If a child would qualify as an “Indian child” but the court doesn’t apply the state and federal law, a Juvenile court placement can be overturned. That means even when a child’s custodial parent remains in place (such as in a step-parent adoption), the court is still going to determine whether the child has Native American ancestry.
Does ICWA Apply to Other Cultural Minorities?
Native American children are not the only ones often placed in foster and adoptive homes outside of their cultural heritage. Adoptive parents should also be aware of the cultural traditions of African-American and Hispanic children, among others. There are no laws like ICWA for other cultural minorities. When possible, many adoption placement agencies do give preference to minority families seeking to adopt children within their own culture.
However, it can sometimes be difficult to make a cultural match due to a lack of suitable placements. In fact, because of this, “Indian guardians” – members of the child’s tribe who represent his or her cultural interests – often consent to placements outside the tribe. Also, many foster and adoptive parents who do take in children from other ethnic, racial, or cultural backgrounds make it a priority to preserve and teach the child’s tradition and introduce them to role models that look like them.
Native American tribes also hold a unique status among American minorities. Because they are legally sovereign nations, state and federal governments often must address their interests differently than other parts of the American melting pot. It is not that Native American children’s cultural interests are any more or less important than other minorities, but the history of their culture affects the way they are treated in the courts.

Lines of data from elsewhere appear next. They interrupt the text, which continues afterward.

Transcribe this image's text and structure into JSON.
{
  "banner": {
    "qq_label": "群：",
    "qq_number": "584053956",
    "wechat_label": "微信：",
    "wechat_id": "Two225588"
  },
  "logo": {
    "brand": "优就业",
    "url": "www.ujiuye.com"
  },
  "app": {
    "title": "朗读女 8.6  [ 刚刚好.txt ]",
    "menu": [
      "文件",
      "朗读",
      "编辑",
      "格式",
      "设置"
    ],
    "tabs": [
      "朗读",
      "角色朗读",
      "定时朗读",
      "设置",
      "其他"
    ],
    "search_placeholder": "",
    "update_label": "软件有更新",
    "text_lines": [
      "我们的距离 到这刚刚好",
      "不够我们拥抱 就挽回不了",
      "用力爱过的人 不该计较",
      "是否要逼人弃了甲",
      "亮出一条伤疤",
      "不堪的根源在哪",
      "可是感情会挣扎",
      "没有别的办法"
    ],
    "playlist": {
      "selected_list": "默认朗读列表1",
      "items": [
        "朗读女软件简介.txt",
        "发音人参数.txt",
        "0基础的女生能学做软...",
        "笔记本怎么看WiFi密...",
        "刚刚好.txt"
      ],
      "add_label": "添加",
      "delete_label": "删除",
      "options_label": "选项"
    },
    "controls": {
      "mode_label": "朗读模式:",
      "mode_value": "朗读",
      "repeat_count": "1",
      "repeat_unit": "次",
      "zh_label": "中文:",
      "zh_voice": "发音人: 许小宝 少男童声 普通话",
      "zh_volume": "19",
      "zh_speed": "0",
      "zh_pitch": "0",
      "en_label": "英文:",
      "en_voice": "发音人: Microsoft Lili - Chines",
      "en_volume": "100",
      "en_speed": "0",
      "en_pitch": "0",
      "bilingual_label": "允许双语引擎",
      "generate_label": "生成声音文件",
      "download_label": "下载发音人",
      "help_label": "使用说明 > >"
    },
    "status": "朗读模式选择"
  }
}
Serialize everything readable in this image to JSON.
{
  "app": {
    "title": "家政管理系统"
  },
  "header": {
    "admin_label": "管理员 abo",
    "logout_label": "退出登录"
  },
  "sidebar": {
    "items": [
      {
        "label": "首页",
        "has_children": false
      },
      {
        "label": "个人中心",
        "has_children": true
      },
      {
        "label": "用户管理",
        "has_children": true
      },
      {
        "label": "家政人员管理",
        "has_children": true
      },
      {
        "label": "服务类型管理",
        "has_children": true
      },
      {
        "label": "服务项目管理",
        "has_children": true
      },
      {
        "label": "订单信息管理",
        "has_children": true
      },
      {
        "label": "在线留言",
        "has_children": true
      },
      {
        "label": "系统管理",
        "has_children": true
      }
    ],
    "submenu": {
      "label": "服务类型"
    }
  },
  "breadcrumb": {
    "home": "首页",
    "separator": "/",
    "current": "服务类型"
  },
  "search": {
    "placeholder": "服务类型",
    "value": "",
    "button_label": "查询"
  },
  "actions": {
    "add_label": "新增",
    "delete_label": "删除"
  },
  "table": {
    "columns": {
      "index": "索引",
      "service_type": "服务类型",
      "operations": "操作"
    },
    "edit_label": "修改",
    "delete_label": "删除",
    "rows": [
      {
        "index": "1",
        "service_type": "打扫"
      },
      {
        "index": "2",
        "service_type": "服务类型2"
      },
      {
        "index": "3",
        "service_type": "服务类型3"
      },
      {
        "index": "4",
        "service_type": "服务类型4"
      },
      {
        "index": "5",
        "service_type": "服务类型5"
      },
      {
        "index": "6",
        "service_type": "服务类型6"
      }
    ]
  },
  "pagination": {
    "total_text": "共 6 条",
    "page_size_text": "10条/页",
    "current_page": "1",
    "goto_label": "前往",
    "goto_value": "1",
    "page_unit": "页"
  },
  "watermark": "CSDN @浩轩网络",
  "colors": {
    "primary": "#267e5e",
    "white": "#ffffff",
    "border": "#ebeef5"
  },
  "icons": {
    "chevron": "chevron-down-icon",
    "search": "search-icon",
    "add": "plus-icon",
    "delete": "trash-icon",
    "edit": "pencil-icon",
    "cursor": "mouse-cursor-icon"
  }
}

So when your adoption lawyer asks you if the child you are adopting is Indian, don’t worry. It doesn’t mean your adoption will be harder, or that the attorney is being racist. It just means that there will be a few extra steps involved in finalizing your child’s forever home.
Lisa J. Schmidt is an adoption attorney at Schmidt & Long, PLLC, in Ferndale, Michigan. She assists with step-parent and direct placement adoptions as well as representing biological parents in agency adoption matters. If you are looking to adopt a child, contact Schmidt & Long to schedule a free consultation.